The Book Writing Process: From Blogger To Author

I’ve loved writing since my teenage years but it’s only in the last few that I’ve realized how incredible of a tool writing can be to foster both professional development and personal success.

The fact that you are reading today’s post, in a world where writing is supposedly dead, is sufficient evidence of that.

It’s also a big reason why I started my writing mentoring service – Kaleigraphy.

With that noted, let’s get to the good stuff.

Writing A Book – A 3 Phase Process

With the release of my second book just around the corner, today’s content is all about reflecting on the book writing process from having a blog with minimal prospects to actually signing on to write, promote and ultimately publish a book in the field of nutrition.

I want to start by saying that, first and foremost, anyone reading today’s post who has aspirations of one day writing their own book needs to know from the outset that it is not some impossible feat that is beyond your reach.

Again, I’ve only been blogging for a few years and I’m already on my second and may or may not have a third in the works….

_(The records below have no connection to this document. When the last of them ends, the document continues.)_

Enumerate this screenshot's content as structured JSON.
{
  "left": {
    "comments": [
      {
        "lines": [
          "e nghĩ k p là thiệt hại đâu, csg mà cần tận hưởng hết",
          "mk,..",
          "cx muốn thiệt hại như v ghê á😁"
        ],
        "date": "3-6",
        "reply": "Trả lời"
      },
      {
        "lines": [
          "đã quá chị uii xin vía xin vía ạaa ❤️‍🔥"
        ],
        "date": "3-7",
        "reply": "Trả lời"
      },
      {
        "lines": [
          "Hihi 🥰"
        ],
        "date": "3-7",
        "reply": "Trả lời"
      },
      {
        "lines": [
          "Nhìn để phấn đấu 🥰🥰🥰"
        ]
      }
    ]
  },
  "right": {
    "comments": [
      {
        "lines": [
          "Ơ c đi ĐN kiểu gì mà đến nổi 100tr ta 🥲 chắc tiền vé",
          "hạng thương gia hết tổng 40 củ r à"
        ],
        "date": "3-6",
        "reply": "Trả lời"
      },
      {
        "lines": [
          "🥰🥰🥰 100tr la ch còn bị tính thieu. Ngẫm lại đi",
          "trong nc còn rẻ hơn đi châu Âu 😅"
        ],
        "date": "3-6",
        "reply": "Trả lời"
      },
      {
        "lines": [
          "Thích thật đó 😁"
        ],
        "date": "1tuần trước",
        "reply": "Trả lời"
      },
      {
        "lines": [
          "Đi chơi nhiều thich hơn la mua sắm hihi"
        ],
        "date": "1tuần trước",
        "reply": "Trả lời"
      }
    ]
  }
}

It should also be noted that I’m not a publishing expert but rather am simply offering insights from my relatively limited experience in this space so that all the curious minds out there can have a peak behind the scenes.

Phase I – Getting Discovered/Getting A Deal

Unless you are wealthy, famous, an established author or know something about the world of publishing that I don’t getting a book deal is probably the hardest part about writing a book.

And so the alternative, which is the path I essentially took, is to put faith in your work, be consistent and wait for the right people to notice it.

Which they will.

In fact, my whole career in private practice is essentially a testament to that very sentiment.

So how do you get noticed?

Step 1 – Have A Good Blog

Like mine, duh!

It should come as no surprise that publishers want authors who have a portfolio of work that demonstrates their competence as writers.

Whether you curate hard hitting critiques or like to develop recipes, having a blog with regular, consistent and high quality posts is important. ( Kaleigraphy can help).

Step 2 – Have A  Social Media Presence On At Least One Platform

Usually those who fulfill step 1 will automatically fulfill step 2 because having a good blog predisposes you to having a good following.

You don’t need to be a social media guru but having a following on one of the major networks ( such as Fb, Twitter, instagram, Pinterest etc) will greatly help your cause because it increases your ability to promote and sell your book, which publishers like.

Step 3 – Have Faith In Your Ability

I operate with 4  primary self imposed principles that have served me incredibly well in the writing sphere:

Phase II – Writing/Editing The Book


You [I] got a book deal!

Now let’s write this book.

Brick by brick you put together a masterpiece combining professional experience, the latest available research and a knack for storytelling that seamlessly weaves the two together.

An outline is the best place to start.

Outlines are really underrated and provide a great starting point for any writer.

Then, you can go in and start drafting based on that outline, making the whole process feel a bit more plug-and-play.

It’s highly efficient and enjoyable process, especially for those who truly love to write and create.

Oh and …

You don’t need to know how to use a semi-colon to write a good book.

That’s what the editorial team is for!

I am a savvy writer but not a technical one as my long time readers may notice from the odd grammatical error you might find on my blogs.

Shout out to my editors!

Phase III – Promotion & Pre-Orders

The best book in the world… may not get read if it is not properly promoted.

Despite it mostly having very little to do with actual writing, promotion is probably the most important part of the whole process from a sales and impact perspective.

Using the movie industry as an example, it is usually the well promoted films with big names and fancy trailers that tend to rake in the cash while the films that win all the critique awards tend to fly under the radar.

In a perfect world you want your work to check both boxes of course!

The major challenge that I’ve found when promoting a book is to utilize my creativity to the utmost effect, as in today’s blog, to ensure I do not come across too pushy despite I obviously have something on the line as an author hoping to sell a good number of books.

Andy De Santis RD MPH